* [EXERCISE GOAL]: Please copy out each line of the entries in which "JSON" appears.

* [TASK DATA]:
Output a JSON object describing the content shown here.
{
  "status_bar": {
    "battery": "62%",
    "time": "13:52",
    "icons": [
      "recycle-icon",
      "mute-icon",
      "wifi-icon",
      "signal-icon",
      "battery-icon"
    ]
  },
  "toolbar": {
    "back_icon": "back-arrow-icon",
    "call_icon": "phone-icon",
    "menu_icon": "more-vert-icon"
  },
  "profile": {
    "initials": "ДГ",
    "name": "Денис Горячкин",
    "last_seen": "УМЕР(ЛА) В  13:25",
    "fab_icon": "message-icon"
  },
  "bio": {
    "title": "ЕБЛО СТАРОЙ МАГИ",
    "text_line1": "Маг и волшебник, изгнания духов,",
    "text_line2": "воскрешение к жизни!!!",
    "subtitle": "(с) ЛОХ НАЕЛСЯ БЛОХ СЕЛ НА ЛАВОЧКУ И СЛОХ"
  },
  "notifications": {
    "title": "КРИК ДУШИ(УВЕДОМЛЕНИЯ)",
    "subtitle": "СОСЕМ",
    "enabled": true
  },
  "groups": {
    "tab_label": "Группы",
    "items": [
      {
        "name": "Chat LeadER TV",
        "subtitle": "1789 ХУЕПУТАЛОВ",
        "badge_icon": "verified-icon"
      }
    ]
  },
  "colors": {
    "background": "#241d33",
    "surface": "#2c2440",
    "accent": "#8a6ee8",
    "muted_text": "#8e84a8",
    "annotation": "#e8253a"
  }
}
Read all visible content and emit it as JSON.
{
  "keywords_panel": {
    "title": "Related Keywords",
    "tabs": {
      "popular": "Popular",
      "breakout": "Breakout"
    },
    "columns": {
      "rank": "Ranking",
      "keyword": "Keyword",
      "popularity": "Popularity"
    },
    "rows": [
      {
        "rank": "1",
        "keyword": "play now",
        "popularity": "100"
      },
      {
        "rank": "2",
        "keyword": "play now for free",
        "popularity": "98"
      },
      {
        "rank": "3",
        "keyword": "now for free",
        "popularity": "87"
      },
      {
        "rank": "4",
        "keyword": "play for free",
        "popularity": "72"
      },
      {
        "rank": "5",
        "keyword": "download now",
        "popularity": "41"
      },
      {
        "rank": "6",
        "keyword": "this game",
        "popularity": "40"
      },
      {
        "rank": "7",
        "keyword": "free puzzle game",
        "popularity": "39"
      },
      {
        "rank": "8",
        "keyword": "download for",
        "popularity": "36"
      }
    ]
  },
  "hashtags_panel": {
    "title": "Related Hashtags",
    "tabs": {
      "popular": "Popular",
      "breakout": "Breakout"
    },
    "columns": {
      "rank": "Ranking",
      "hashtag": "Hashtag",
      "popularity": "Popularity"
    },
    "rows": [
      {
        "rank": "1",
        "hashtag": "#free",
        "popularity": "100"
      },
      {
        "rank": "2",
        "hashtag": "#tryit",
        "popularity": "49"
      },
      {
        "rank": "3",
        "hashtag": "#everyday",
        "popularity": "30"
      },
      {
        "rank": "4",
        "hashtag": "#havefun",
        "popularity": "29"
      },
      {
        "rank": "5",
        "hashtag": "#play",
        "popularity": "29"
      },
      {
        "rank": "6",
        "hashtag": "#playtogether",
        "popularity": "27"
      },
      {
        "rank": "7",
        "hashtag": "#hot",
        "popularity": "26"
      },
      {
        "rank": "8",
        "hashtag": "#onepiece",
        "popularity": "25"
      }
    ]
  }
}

* [OUTPUT OF THE EXERCISE]:
Output a JSON object describing the content shown here.
Read all visible content and emit it as JSON.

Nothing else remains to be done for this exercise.